Monday, January 09, 2006
I think that while Chicago Poems are great, and all of his poems are great, there's something about The People, Yes where he really knocked himself out. At the time when the country was at war, and he stopped what he was doing and he wrote this great thing for the people, I think that was important.
-Helga Sandburg Crile
It was July 2004, and we had just shot for five days in Marion, Indiana on our last documentary The Great American Quilt Revival (which is airing currently around the country on PBS). It was raining hard as Evan and I drove into Cleveland to sleep for the night. The dark skies and tired eyes played havoc on the driver, but we made it safely to a bed.
The next day was the first interview we conducted on this project, which, even then, had taken years to make happen. It was with Helga Sandburg Crile, Carl and Paula Sandburg's third and only surviving daughter. I started correspondance with her back in 1992 and she was kind to entertain my inquiries and poetry. We arrived at her house to barking and playful dogs, flowers blooming throughout the garden and a welcoming subject.
Here she is discussing her father and uncle, the photographer Edward Steichen.
Helga has been, since an early age, 'Carl Sandburg's daughter'. She enjoyed it, rebelled against it and ultimately became a creative force herself writing many books of poetry, fiction and biography. Sitting and talking with her you can see it in her eyes, hear it in certain words and phrases, bits and samples of her Father's personality.
Her interview was delightful, sentimental, revealing and surprisingly straightforward in her opinions on the life of her Father and where he fits into the 20th century literary history. Reading books that other people have written about him can sometimes separate Sandburg the real person from the character he becomes when you read about him. In moments like this all of that changes. Real people write, real people make history, real people become the characters we read about later. For Helga, we were talking about her dad... And once again a hundred years or more were compressed down to a mere instant.
But, you know, just go back to his Complete Poems. And if you have a child that is able to read, just a little bit, give him The Complete Poems. Don't tell him what he should read, and what poem is right for a child, for heaven's sake. Let the child go.

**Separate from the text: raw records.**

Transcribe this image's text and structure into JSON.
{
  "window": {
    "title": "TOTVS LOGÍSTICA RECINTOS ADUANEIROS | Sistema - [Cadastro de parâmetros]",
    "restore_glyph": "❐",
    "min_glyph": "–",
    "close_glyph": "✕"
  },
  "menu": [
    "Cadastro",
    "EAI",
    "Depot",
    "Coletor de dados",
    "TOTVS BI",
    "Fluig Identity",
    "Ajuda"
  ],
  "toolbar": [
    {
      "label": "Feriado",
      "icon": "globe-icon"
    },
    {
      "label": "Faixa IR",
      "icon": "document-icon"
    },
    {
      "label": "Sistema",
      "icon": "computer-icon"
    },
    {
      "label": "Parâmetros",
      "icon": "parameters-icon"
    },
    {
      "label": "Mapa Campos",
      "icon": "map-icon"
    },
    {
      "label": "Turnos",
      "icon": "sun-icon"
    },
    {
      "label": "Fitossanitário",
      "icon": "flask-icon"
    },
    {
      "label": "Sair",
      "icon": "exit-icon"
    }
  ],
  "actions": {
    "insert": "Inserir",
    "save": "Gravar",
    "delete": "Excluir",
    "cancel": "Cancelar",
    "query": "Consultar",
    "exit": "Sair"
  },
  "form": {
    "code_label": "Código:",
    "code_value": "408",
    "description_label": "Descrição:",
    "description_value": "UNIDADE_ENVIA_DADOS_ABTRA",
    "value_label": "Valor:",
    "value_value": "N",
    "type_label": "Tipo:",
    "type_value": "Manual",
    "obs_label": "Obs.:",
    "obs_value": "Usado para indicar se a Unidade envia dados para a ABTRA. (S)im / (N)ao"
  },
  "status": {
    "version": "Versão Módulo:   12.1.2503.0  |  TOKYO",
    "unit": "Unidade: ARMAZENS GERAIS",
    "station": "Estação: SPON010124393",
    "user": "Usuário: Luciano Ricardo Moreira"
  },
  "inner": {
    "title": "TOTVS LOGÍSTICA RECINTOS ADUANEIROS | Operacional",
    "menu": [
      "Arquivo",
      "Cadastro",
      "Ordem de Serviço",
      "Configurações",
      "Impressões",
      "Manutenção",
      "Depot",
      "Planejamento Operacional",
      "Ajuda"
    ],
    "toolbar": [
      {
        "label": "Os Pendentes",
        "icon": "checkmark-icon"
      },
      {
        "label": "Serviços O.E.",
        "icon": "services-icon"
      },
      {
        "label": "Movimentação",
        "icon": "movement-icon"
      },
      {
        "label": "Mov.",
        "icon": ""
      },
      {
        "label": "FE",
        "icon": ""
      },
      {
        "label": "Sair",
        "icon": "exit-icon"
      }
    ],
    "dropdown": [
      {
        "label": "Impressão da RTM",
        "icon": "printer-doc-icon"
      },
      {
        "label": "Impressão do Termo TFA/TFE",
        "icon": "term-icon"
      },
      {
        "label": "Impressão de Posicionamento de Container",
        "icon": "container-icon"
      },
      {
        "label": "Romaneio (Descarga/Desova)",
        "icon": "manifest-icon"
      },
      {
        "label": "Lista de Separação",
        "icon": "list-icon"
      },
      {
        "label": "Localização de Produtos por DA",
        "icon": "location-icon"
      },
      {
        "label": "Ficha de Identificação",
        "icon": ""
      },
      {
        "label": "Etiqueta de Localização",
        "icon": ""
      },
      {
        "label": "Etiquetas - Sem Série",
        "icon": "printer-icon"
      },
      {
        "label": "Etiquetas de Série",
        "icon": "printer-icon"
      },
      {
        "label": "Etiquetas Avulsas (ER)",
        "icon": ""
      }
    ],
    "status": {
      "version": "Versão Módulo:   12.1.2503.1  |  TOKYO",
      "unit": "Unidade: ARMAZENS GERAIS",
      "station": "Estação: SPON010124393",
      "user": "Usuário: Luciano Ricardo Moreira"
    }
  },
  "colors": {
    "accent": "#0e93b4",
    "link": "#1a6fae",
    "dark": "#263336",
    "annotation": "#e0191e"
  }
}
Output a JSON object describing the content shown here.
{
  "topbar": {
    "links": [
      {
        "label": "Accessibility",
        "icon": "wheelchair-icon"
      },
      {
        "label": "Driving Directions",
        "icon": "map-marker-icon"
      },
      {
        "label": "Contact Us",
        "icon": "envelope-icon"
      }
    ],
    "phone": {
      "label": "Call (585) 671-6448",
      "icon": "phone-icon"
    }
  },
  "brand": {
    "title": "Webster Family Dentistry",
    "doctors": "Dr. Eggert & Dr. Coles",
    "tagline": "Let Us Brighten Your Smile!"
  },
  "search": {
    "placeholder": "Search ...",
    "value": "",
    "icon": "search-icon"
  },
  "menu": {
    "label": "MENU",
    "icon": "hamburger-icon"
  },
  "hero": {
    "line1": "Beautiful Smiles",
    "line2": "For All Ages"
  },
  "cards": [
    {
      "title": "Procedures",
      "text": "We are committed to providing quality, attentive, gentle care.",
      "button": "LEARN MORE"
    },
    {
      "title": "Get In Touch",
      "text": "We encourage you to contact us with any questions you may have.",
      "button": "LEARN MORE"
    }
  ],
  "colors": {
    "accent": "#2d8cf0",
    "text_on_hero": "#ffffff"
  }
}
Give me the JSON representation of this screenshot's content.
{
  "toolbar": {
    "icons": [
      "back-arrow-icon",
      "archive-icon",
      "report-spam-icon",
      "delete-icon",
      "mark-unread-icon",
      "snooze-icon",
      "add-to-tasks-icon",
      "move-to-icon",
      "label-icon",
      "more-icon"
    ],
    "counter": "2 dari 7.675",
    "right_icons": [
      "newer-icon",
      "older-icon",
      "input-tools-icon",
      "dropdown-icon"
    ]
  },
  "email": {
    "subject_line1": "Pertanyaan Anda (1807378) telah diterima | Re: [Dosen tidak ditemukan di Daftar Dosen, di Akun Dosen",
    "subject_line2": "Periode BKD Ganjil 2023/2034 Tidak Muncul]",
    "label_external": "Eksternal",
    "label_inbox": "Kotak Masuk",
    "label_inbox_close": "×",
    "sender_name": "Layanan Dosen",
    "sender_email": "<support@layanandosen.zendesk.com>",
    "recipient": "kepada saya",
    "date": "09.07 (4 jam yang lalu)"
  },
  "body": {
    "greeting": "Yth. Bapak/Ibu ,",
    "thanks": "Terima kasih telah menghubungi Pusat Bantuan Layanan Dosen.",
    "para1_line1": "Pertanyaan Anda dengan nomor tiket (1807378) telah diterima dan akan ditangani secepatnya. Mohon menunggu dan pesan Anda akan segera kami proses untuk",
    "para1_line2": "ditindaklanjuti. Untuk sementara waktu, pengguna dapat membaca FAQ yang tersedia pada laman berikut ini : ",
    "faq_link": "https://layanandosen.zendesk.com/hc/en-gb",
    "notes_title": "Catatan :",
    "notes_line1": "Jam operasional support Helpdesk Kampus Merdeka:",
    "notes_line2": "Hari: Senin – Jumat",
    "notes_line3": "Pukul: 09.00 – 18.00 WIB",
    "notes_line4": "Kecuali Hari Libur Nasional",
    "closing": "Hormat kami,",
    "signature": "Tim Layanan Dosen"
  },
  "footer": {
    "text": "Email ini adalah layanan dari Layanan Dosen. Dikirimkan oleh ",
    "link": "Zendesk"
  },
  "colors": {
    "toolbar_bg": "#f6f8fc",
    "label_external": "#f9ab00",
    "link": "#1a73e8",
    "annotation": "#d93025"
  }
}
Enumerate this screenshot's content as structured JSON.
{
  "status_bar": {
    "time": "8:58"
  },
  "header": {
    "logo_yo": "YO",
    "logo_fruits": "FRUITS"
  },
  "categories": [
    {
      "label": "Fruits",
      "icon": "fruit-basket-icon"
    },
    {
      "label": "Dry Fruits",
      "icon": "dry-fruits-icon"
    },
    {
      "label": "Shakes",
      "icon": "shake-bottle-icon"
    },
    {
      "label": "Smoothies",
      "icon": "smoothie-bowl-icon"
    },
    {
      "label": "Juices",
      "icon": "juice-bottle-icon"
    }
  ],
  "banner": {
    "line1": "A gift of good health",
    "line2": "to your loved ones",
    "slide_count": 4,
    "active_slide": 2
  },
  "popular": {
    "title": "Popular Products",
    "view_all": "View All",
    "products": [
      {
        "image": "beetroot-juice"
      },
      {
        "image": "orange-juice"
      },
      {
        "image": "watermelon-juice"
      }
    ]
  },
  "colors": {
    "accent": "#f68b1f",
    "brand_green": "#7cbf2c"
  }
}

-Helga Sandburg Crile
And that is why I love what I do.
Posted by paulbonesteel at 4:19 PM